THE SOURCE: "Ending Tyranny: The Past and Future of an Idea" by John Lewis Gaddis, in The American Interest, Sept.-Oct. 2008.
FIVE YEARS AFTER HE ENUNCIATED the Truman Doctrine, which promised support for "free peoples who are resisting attempted subjugation by armed minorities," President Harry S. Truman left office with an approval rating of 26 percent. And the Monroe Doctrine, which put America off limits to further European colonization, largely languished until President James Polk dusted it off in 1845 to support Manifest Destiny. A hundred years from now, could a revived Bush Doctrine help guide U.S. foreign policy? John Lewis Gaddis of Yale, who has been called the dean of Cold War historians, doesn't rule it out.
Gaddis finds the kernel of the Bush Doctrine in a single sentence of President George W. Bush's second inaugural address in 2005. "It is the policy of the United States to seek and support the growth of democratic movements and institutions in every nation and culture, with the ultimate goal of ending tyranny in our world." The ultimate goal--"ending tyranny in our world"--sounds noble enough. But what about promoting "the growth of democratic movements and institutions in every nation and culture"?

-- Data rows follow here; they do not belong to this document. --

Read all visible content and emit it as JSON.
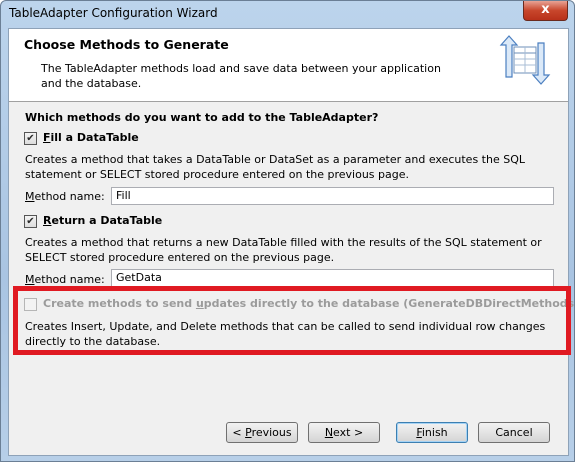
{
  "window": {
    "title": "TableAdapter Configuration Wizard",
    "close_label": "x"
  },
  "header": {
    "title": "Choose Methods to Generate",
    "description": "The TableAdapter methods load and save data between your application and the database."
  },
  "question": "Which methods do you want to add to the TableAdapter?",
  "fill": {
    "checked": true,
    "label_mnemonic": "F",
    "label_rest": "ill a DataTable",
    "description": "Creates a method that takes a DataTable or DataSet as a parameter and executes the SQL statement or SELECT stored procedure entered on the previous page.",
    "method_label_mnemonic": "M",
    "method_label_rest": "ethod name:",
    "method_value": "Fill"
  },
  "return": {
    "checked": true,
    "label_mnemonic": "R",
    "label_rest": "eturn a DataTable",
    "description": "Creates a method that returns a new DataTable filled with the results of the SQL statement or SELECT stored procedure entered on the previous page.",
    "method_label_mnemonic": "M",
    "method_label_rest": "ethod name:",
    "method_value": "GetData"
  },
  "direct": {
    "checked": false,
    "enabled": false,
    "label_pre": "Create methods to send ",
    "label_mnemonic": "u",
    "label_post": "pdates directly to the database (GenerateDBDirectMethods)",
    "description": "Creates Insert, Update, and Delete methods that can be called to send individual row changes directly to the database."
  },
  "buttons": {
    "previous_pre": "< ",
    "previous_mnemonic": "P",
    "previous_rest": "revious",
    "next_mnemonic": "N",
    "next_rest": "ext >",
    "finish_mnemonic": "F",
    "finish_rest": "inish",
    "cancel": "Cancel"
  },
  "colors": {
    "highlight": "#e01a22",
    "title_gradient": "#bcd4ec",
    "client_bg": "#f0f0f0"
  },
  "icons": {
    "header": "wizard-arrows-table-icon",
    "checkmark": "checkmark-icon"
  }
}
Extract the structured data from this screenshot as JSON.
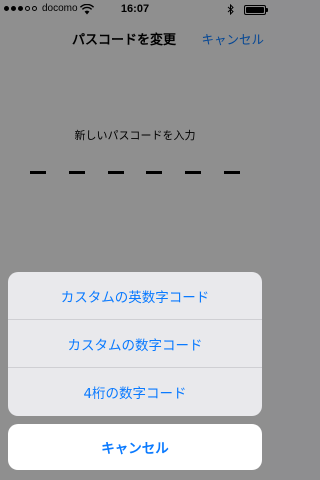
{
  "status_bar": {
    "carrier": "docomo",
    "time": "16:07"
  },
  "nav": {
    "title": "パスコードを変更",
    "cancel_label": "キャンセル"
  },
  "passcode": {
    "prompt": "新しいパスコードを入力",
    "digit_count": 6
  },
  "action_sheet": {
    "options": [
      {
        "label": "カスタムの英数字コード"
      },
      {
        "label": "カスタムの数字コード"
      },
      {
        "label": "4桁の数字コード"
      }
    ],
    "cancel_label": "キャンセル"
  },
  "colors": {
    "accent": "#0a7aff"
  }
}
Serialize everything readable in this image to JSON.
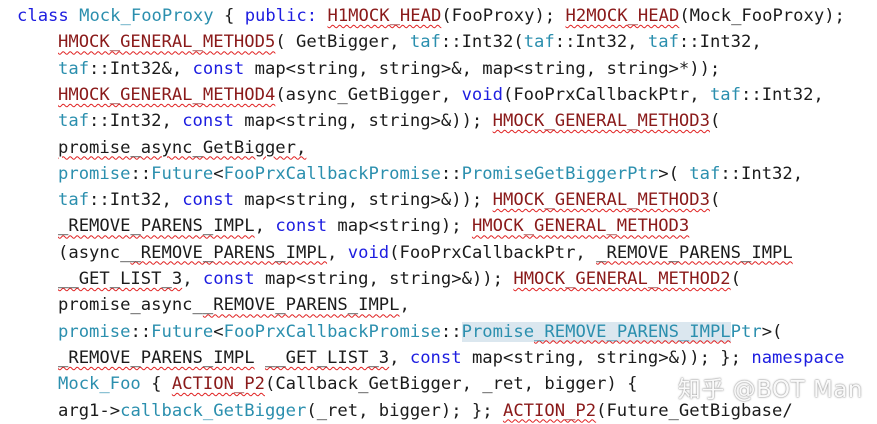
{
  "lines": [
    [
      {
        "t": "class",
        "c": "kw"
      },
      {
        "t": " "
      },
      {
        "t": "Mock_FooProxy",
        "c": "ty"
      },
      {
        "t": " { "
      },
      {
        "t": "public:",
        "c": "kw"
      },
      {
        "t": " "
      },
      {
        "t": "H1MOCK_HEAD",
        "c": "mac"
      },
      {
        "t": "(FooProxy); "
      },
      {
        "t": "H2MOCK_HEAD",
        "c": "mac"
      },
      {
        "t": "(Mock_FooProxy);"
      }
    ],
    [
      {
        "t": "HMOCK_GENERAL_METHOD5",
        "c": "mac"
      },
      {
        "t": "( GetBigger, "
      },
      {
        "t": "taf",
        "c": "ty"
      },
      {
        "t": "::Int32("
      },
      {
        "t": "taf",
        "c": "ty"
      },
      {
        "t": "::Int32, "
      },
      {
        "t": "taf",
        "c": "ty"
      },
      {
        "t": "::Int32,"
      }
    ],
    [
      {
        "t": "taf",
        "c": "ty"
      },
      {
        "t": "::Int32&, "
      },
      {
        "t": "const",
        "c": "kw"
      },
      {
        "t": " map<string, string>&, map<string, string>*));"
      }
    ],
    [
      {
        "t": "HMOCK_GENERAL_METHOD4",
        "c": "mac"
      },
      {
        "t": "(async_GetBigger, "
      },
      {
        "t": "void",
        "c": "kw"
      },
      {
        "t": "(FooPrxCallbackPtr, "
      },
      {
        "t": "taf",
        "c": "ty"
      },
      {
        "t": "::Int32,"
      }
    ],
    [
      {
        "t": "taf",
        "c": "ty"
      },
      {
        "t": "::Int32, "
      },
      {
        "t": "const",
        "c": "kw"
      },
      {
        "t": " map<string, string>&)); "
      },
      {
        "t": "HMOCK_GENERAL_METHOD3",
        "c": "mac"
      },
      {
        "t": "("
      }
    ],
    [
      {
        "t": "promise_async_GetBigger,",
        "c": "sq"
      }
    ],
    [
      {
        "t": "promise",
        "c": "ty"
      },
      {
        "t": "::"
      },
      {
        "t": "Future",
        "c": "ty"
      },
      {
        "t": "<"
      },
      {
        "t": "FooPrxCallbackPromise",
        "c": "ty"
      },
      {
        "t": "::"
      },
      {
        "t": "PromiseGetBiggerPtr",
        "c": "ty"
      },
      {
        "t": ">( "
      },
      {
        "t": "taf",
        "c": "ty"
      },
      {
        "t": "::Int32,"
      }
    ],
    [
      {
        "t": "taf",
        "c": "ty"
      },
      {
        "t": "::Int32, "
      },
      {
        "t": "const",
        "c": "kw"
      },
      {
        "t": " map<string, string>&)); "
      },
      {
        "t": "HMOCK_GENERAL_METHOD3",
        "c": "mac"
      },
      {
        "t": "("
      }
    ],
    [
      {
        "t": "_REMOVE_PARENS_IMPL",
        "c": "sq"
      },
      {
        "t": ", "
      },
      {
        "t": "const",
        "c": "kw"
      },
      {
        "t": " map<string); "
      },
      {
        "t": "HMOCK_GENERAL_METHOD3",
        "c": "mac"
      }
    ],
    [
      {
        "t": "(async_"
      },
      {
        "t": "_REMOVE_PARENS_IMPL",
        "c": "sq"
      },
      {
        "t": ", "
      },
      {
        "t": "void",
        "c": "kw"
      },
      {
        "t": "(FooPrxCallbackPtr, "
      },
      {
        "t": "_REMOVE_PARENS_IMPL",
        "c": "sq"
      }
    ],
    [
      {
        "t": "__GET_LIST_3",
        "c": "sq"
      },
      {
        "t": ", "
      },
      {
        "t": "const",
        "c": "kw"
      },
      {
        "t": " map<string, string>&)); "
      },
      {
        "t": "HMOCK_GENERAL_METHOD2",
        "c": "mac"
      },
      {
        "t": "("
      }
    ],
    [
      {
        "t": "promise_async_"
      },
      {
        "t": "_REMOVE_PARENS_IMPL",
        "c": "sq"
      },
      {
        "t": ","
      }
    ],
    [
      {
        "t": "promise",
        "c": "ty"
      },
      {
        "t": "::"
      },
      {
        "t": "Future",
        "c": "ty"
      },
      {
        "t": "<"
      },
      {
        "t": "FooPrxCallbackPromise",
        "c": "ty"
      },
      {
        "t": "::"
      },
      {
        "t": "Promise",
        "c": "ty hl"
      },
      {
        "t": "_REMOVE_PARENS_IMPL",
        "c": "ty hl sq"
      },
      {
        "t": "Ptr",
        "c": "ty"
      },
      {
        "t": ">("
      }
    ],
    [
      {
        "t": "_REMOVE_PARENS_IMPL",
        "c": "sq"
      },
      {
        "t": " "
      },
      {
        "t": "__GET_LIST_3",
        "c": "sq"
      },
      {
        "t": ", "
      },
      {
        "t": "const",
        "c": "kw"
      },
      {
        "t": " map<string, string>&)); }; "
      },
      {
        "t": "namespace",
        "c": "kw"
      }
    ],
    [
      {
        "t": "Mock_Foo",
        "c": "ty"
      },
      {
        "t": " { "
      },
      {
        "t": "ACTION_P2",
        "c": "mac"
      },
      {
        "t": "(Callback_GetBigger, _ret, bigger) {"
      }
    ],
    [
      {
        "t": "arg1->"
      },
      {
        "t": "callback_GetBigger",
        "c": "ty"
      },
      {
        "t": "(_ret, bigger); }; "
      },
      {
        "t": "ACTION_P2",
        "c": "mac"
      },
      {
        "t": "(Future_GetBigbase/"
      }
    ]
  ],
  "watermark": "知乎 @BOT Man"
}
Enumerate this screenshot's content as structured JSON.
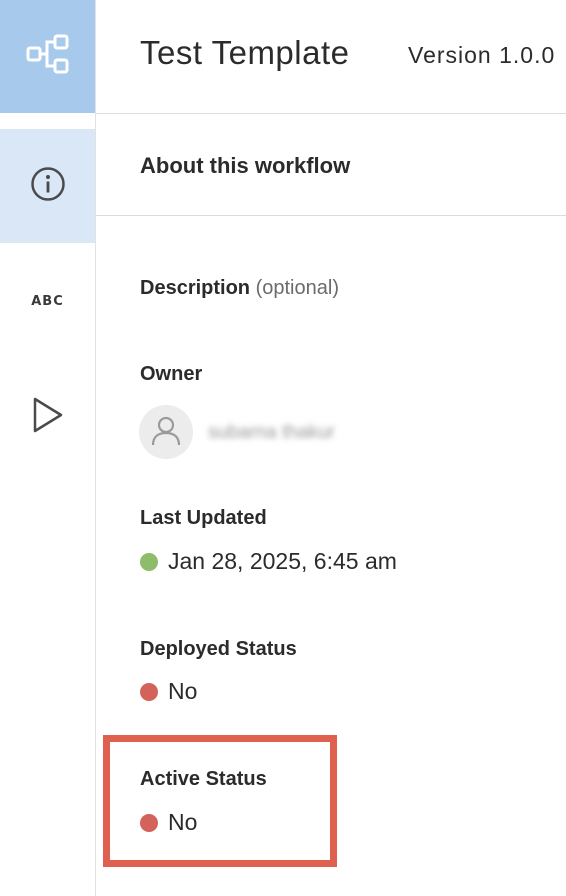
{
  "rail": {
    "items": [
      {
        "name": "workflow",
        "icon": "workflow-diagram-icon"
      },
      {
        "name": "info",
        "icon": "info-icon"
      },
      {
        "name": "abc",
        "icon": "abc-text-icon",
        "label": "ABC"
      },
      {
        "name": "run",
        "icon": "play-icon"
      }
    ]
  },
  "header": {
    "title": "Test Template",
    "version": "Version 1.0.0"
  },
  "section": {
    "title": "About this workflow"
  },
  "fields": {
    "description": {
      "label": "Description",
      "hint": "(optional)"
    },
    "owner": {
      "label": "Owner",
      "name": "subarna thakur"
    },
    "last_updated": {
      "label": "Last Updated",
      "value": "Jan 28, 2025, 6:45 am",
      "status_color": "#8fbc6a"
    },
    "deployed_status": {
      "label": "Deployed Status",
      "value": "No",
      "status_color": "#d2625a"
    },
    "active_status": {
      "label": "Active Status",
      "value": "No",
      "status_color": "#d2625a"
    }
  },
  "colors": {
    "rail_active": "#a7c9ec",
    "rail_selected": "#d9e7f7",
    "highlight": "#e0604f"
  }
}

Democracy is not for every Tom, Dick, and Somalia. It thrives only where security, stability, and the rule of law are established, Gaddis says. Even James Madison, America's fourth president and principal author of The Federalist, had his doubts about the form of government. …